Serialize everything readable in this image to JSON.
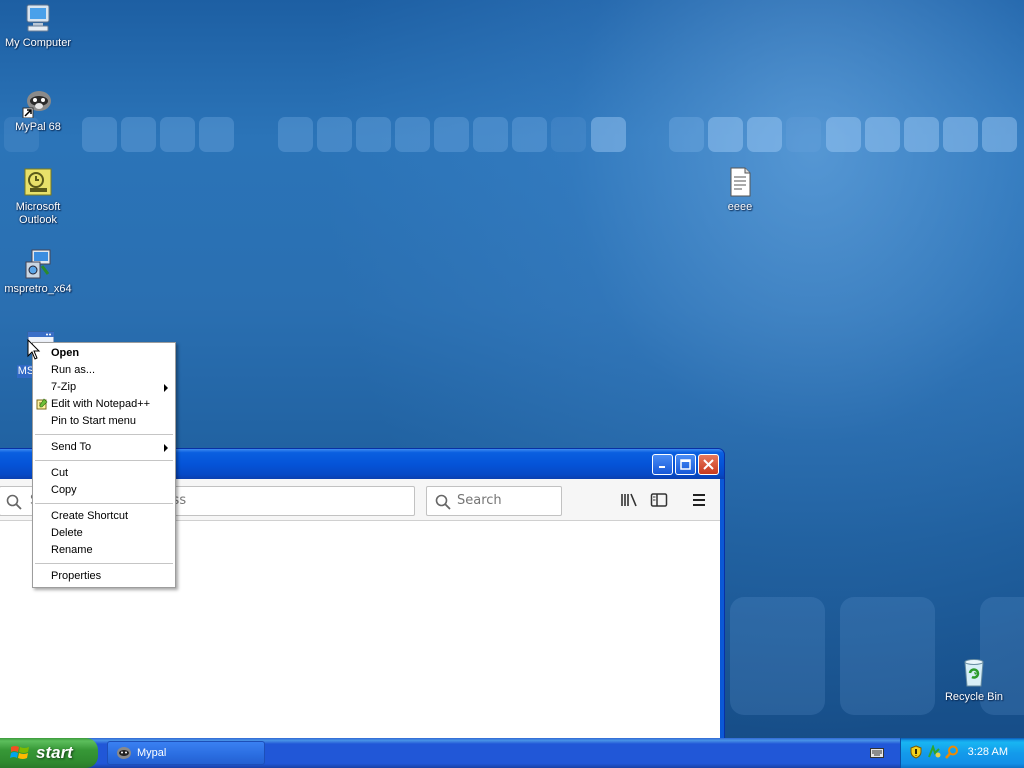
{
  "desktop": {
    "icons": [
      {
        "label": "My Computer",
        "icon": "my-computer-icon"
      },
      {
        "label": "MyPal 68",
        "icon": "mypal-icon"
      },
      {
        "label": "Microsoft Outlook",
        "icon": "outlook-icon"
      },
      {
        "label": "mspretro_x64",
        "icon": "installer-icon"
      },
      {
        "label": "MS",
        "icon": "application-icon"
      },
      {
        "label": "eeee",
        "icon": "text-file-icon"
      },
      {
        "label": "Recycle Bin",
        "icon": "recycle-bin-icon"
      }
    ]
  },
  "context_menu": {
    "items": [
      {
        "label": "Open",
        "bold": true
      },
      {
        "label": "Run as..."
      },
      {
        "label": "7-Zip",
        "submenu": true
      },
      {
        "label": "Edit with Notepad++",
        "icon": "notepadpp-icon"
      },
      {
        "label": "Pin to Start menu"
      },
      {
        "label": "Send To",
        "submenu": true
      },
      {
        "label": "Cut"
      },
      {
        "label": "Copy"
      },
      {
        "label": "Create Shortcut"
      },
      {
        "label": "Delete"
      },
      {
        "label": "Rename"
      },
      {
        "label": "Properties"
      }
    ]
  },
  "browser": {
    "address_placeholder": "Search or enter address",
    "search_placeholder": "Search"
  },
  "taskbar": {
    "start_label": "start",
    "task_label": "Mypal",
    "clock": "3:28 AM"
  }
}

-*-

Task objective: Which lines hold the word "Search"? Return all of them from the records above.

Task solution:
    "address_placeholder": "Search or enter address",
    "search_placeholder": "Search"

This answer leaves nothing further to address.